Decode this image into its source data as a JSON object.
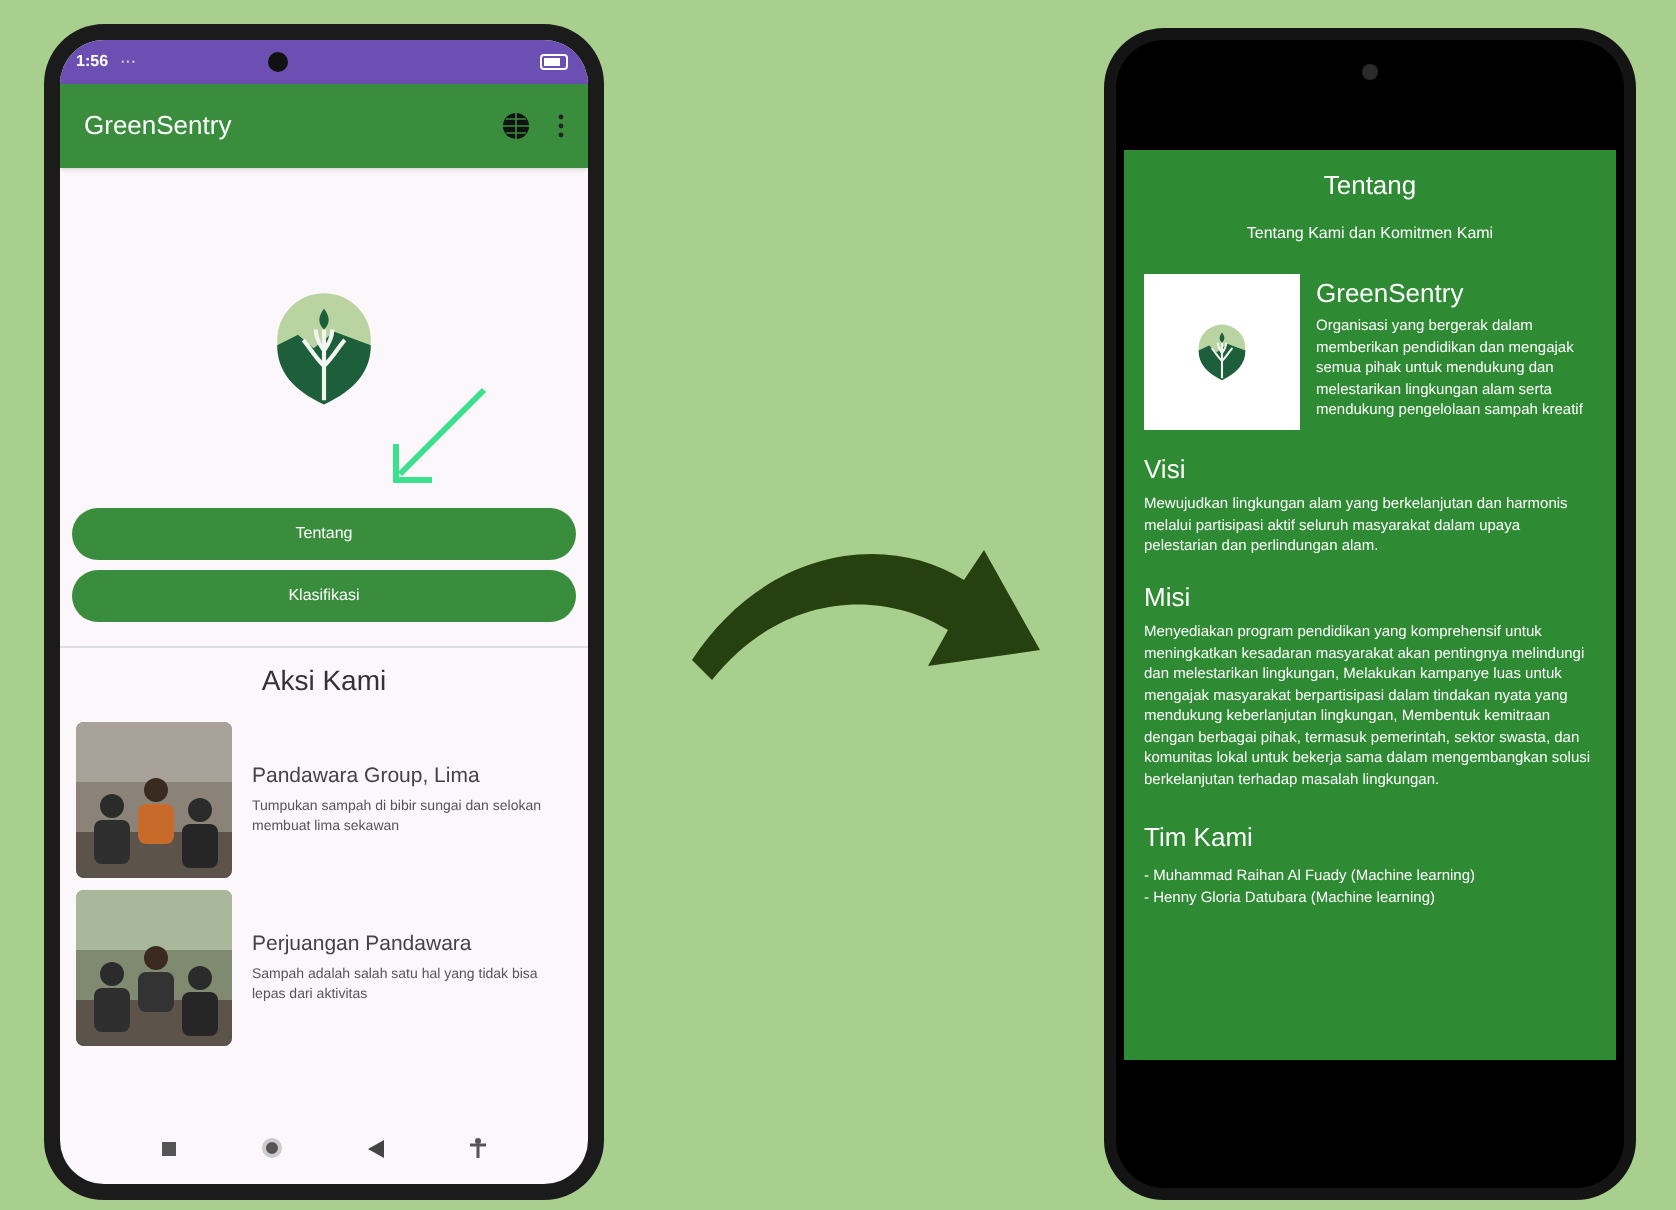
{
  "left_phone": {
    "status_bar": {
      "time": "1:56",
      "more": "···"
    },
    "app_bar": {
      "title": "GreenSentry"
    },
    "buttons": [
      "Tentang",
      "Klasifikasi"
    ],
    "section_title": "Aksi Kami",
    "cards": [
      {
        "kind": "picture",
        "title": "Pandawara Group, Lima",
        "description": "Tumpukan sampah di bibir sungai dan selokan membuat lima sekawan"
      },
      {
        "kind": "picture",
        "title": "Perjuangan Pandawara",
        "description": "Sampah adalah salah satu hal yang tidak bisa lepas dari aktivitas"
      }
    ]
  },
  "right_phone": {
    "title": "Tentang",
    "subtitle": "Tentang Kami dan Komitmen Kami",
    "org": {
      "name": "GreenSentry",
      "description": "Organisasi yang bergerak dalam memberikan pendidikan dan mengajak semua pihak untuk mendukung dan melestarikan lingkungan alam serta mendukung pengelolaan sampah kreatif"
    },
    "sections": [
      {
        "heading": "Visi",
        "body": "Mewujudkan lingkungan alam yang berkelanjutan dan harmonis melalui partisipasi aktif seluruh masyarakat dalam upaya pelestarian dan perlindungan alam."
      },
      {
        "heading": "Misi",
        "body": "Menyediakan program pendidikan yang komprehensif untuk meningkatkan kesadaran masyarakat akan pentingnya melindungi dan melestarikan lingkungan, Melakukan kampanye luas untuk mengajak masyarakat berpartisipasi dalam tindakan nyata yang mendukung keberlanjutan lingkungan, Membentuk kemitraan dengan berbagai pihak, termasuk pemerintah, sektor swasta, dan komunitas lokal untuk bekerja sama dalam mengembangkan solusi berkelanjutan terhadap masalah lingkungan."
      }
    ],
    "team": {
      "heading": "Tim Kami",
      "members": [
        "- Muhammad Raihan Al Fuady (Machine learning)",
        "- Henny Gloria Datubara (Machine learning)"
      ]
    }
  }
}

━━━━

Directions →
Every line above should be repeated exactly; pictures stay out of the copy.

Answer box →
Decode this image into its source data as a JSON object.
{
  "left_phone": {
    "status_bar": {
      "time": "1:56",
      "more": "···"
    },
    "app_bar": {
      "title": "GreenSentry"
    },
    "buttons": [
      "Tentang",
      "Klasifikasi"
    ],
    "section_title": "Aksi Kami",
    "cards": [
      {
        "kind": "picture",
        "title": "Pandawara Group, Lima",
        "description": "Tumpukan sampah di bibir sungai dan selokan membuat lima sekawan"
      },
      {
        "kind": "picture",
        "title": "Perjuangan Pandawara",
        "description": "Sampah adalah salah satu hal yang tidak bisa lepas dari aktivitas"
      }
    ]
  },
  "right_phone": {
    "title": "Tentang",
    "subtitle": "Tentang Kami dan Komitmen Kami",
    "org": {
      "name": "GreenSentry",
      "description": "Organisasi yang bergerak dalam memberikan pendidikan dan mengajak semua pihak untuk mendukung dan melestarikan lingkungan alam serta mendukung pengelolaan sampah kreatif"
    },
    "sections": [
      {
        "heading": "Visi",
        "body": "Mewujudkan lingkungan alam yang berkelanjutan dan harmonis melalui partisipasi aktif seluruh masyarakat dalam upaya pelestarian dan perlindungan alam."
      },
      {
        "heading": "Misi",
        "body": "Menyediakan program pendidikan yang komprehensif untuk meningkatkan kesadaran masyarakat akan pentingnya melindungi dan melestarikan lingkungan, Melakukan kampanye luas untuk mengajak masyarakat berpartisipasi dalam tindakan nyata yang mendukung keberlanjutan lingkungan, Membentuk kemitraan dengan berbagai pihak, termasuk pemerintah, sektor swasta, dan komunitas lokal untuk bekerja sama dalam mengembangkan solusi berkelanjutan terhadap masalah lingkungan."
      }
    ],
    "team": {
      "heading": "Tim Kami",
      "members": [
        "- Muhammad Raihan Al Fuady (Machine learning)",
        "- Henny Gloria Datubara (Machine learning)"
      ]
    }
  }
}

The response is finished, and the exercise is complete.